A wise person once said to me, “don’t announce the launch of a new website with a great fanfare”. It’s is a mantra I stand by to this day. You can pretty much guarantee that as soon as you make a big fuss about a new site, something somewhere will break or otherwise bite you on the bottom. The host will go down, the DNS will fail, you’ll find a massive and embarrassing typo in the header. You get the message
It is for this reason, that the only place we’re announcing the new site is here, on the site. Truth-be-told, I wasn’t even going to do it here. If you’re a new visitor, you won’t know any better. If you not, it’s blindingly obvious that we have finally updated our own website after a cringe-worthy number of year. [Insert adage about the cobbler’s children needing new shoes].
Seven things to remember when launching a site
1. Proof read your copy
There will always be typos, somewhere. But the fewer the better. If you haven’t commissioned a copywriter or editor, get someone else to read through the site. They’ll pick up most of the glaring errors at least.
2. Check your images are not placeholders
Some people use ‘place-holder’ images when building a site, i.e. images that are there for layout only. It’s especially important to replace ‘comps’ of licensed images with their fully-licensed counterparts. If you don’t want to pay for licenced images, check out sites such as unsplash.com for alternatives released under an appropriate Creative Commons licence.
3. Make sure all your images have alt text
Alt text is a short description of an image used by users of assistive technology, such as screen-readers. If you’re using WordPress, the alt text can easily be added via the ‘Media’ manager. All images are are not strictly decorative must have alt text to be considered accessible. It’s easily overlooked when adding a lot of content prior to a launch.
4. Test on multiple browsers across multiple devices
Make sure you test the new site. Some browser on some devices will render a page slightly differently to others. Consider Windows, macOS, Android, iOS devices and check Safari, Chrome, Firefox and Edge at minimum. The best way to test is on a range of physical devices. If you don’t have all the options available to you (who does!), then services such as browserstack.com can help.
5. Make sure your SEO is in place
The WordPress ecosystem features a multitude of different plugins to help with your Search Engine Optimisation (SEO). Yoast, RankMath, The SEO Framework to name a few. Once installed, they need to be configured, but the work doesn’t stop there. Make sure you tweak the meta description and title on your key pages at least. Also, consider the social media sharing options too.
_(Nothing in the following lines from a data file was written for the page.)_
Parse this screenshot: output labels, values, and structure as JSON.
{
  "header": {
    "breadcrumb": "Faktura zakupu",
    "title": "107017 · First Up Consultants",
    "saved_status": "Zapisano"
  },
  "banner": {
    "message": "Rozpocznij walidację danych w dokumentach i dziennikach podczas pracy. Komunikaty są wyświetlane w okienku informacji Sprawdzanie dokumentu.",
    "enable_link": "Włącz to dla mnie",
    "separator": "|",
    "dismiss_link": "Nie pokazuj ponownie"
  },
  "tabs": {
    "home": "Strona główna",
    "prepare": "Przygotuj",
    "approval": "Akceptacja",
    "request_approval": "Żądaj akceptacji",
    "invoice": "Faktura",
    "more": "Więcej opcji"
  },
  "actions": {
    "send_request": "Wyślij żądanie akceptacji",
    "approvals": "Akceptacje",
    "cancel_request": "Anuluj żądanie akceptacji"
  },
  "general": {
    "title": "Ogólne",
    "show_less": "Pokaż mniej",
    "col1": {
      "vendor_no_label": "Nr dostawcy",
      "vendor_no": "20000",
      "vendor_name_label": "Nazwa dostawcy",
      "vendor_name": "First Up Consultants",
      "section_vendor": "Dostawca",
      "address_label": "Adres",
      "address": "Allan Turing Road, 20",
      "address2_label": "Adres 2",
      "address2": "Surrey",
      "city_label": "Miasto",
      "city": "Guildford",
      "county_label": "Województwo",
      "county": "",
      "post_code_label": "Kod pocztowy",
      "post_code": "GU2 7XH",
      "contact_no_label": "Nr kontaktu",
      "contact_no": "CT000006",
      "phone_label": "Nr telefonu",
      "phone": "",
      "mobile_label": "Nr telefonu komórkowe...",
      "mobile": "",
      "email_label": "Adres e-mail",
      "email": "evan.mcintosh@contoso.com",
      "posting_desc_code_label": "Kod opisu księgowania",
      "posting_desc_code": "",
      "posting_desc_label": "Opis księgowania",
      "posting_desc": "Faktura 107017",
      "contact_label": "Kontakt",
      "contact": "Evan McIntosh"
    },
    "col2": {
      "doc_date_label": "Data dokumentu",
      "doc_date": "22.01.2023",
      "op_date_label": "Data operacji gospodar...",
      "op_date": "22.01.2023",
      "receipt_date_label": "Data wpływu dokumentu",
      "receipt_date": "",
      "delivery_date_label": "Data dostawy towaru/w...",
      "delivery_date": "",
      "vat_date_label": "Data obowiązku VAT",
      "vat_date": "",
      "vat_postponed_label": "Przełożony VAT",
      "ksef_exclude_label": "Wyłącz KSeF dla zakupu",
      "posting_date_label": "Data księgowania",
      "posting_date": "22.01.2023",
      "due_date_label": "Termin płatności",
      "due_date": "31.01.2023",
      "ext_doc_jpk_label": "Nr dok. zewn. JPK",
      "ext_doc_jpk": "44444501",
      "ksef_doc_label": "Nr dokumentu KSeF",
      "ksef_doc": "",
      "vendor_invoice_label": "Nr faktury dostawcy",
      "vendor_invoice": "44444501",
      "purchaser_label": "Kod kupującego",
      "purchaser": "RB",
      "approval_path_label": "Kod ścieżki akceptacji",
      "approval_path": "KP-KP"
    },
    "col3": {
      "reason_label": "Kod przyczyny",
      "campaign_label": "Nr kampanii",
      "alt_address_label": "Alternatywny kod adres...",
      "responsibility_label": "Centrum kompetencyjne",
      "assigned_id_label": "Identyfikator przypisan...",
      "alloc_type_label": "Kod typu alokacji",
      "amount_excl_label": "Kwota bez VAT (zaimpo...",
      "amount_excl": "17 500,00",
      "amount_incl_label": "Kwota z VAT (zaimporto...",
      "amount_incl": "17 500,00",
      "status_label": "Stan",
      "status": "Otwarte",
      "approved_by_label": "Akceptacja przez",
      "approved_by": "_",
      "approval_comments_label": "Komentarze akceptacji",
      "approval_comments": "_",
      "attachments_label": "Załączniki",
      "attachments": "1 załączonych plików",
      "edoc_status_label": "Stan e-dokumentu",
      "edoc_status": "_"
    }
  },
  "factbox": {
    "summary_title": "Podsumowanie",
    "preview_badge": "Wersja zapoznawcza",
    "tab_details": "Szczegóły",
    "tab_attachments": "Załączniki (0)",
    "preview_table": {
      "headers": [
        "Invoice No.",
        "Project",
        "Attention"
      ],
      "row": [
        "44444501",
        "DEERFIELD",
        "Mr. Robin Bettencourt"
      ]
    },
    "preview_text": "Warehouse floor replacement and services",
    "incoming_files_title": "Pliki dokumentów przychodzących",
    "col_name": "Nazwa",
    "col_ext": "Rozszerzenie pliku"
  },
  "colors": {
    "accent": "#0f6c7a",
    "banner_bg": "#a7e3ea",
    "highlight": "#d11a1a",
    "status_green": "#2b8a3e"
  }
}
You can control how a page will be displayed when shared on Facebook or Twitter.
6. Don’t let the great be the enemy of the good
I get it. You don’t want to launch until the site is as near to perfect as you can get it. The problem is, that pesky 80:20 rule means you’ll spend 80% more time making a measly 20% improvement to the site. Meanwhile, the site isn’t out there working for you. Keep it in perspective and launch when it’s good enough, and then refine it as you go along. Which leads me to my final point…
7. Remember: your site is never finished
No matter how finished you think your new site is, remember that you are wrong! Sites that stand the test of time are sites that evolve over time. New content, honed landing pages, improved calls-to-action – they are all important to keep on top of over time. It’ll actually save you money in the long-run, as your site won’t need a major overhaul so quickly.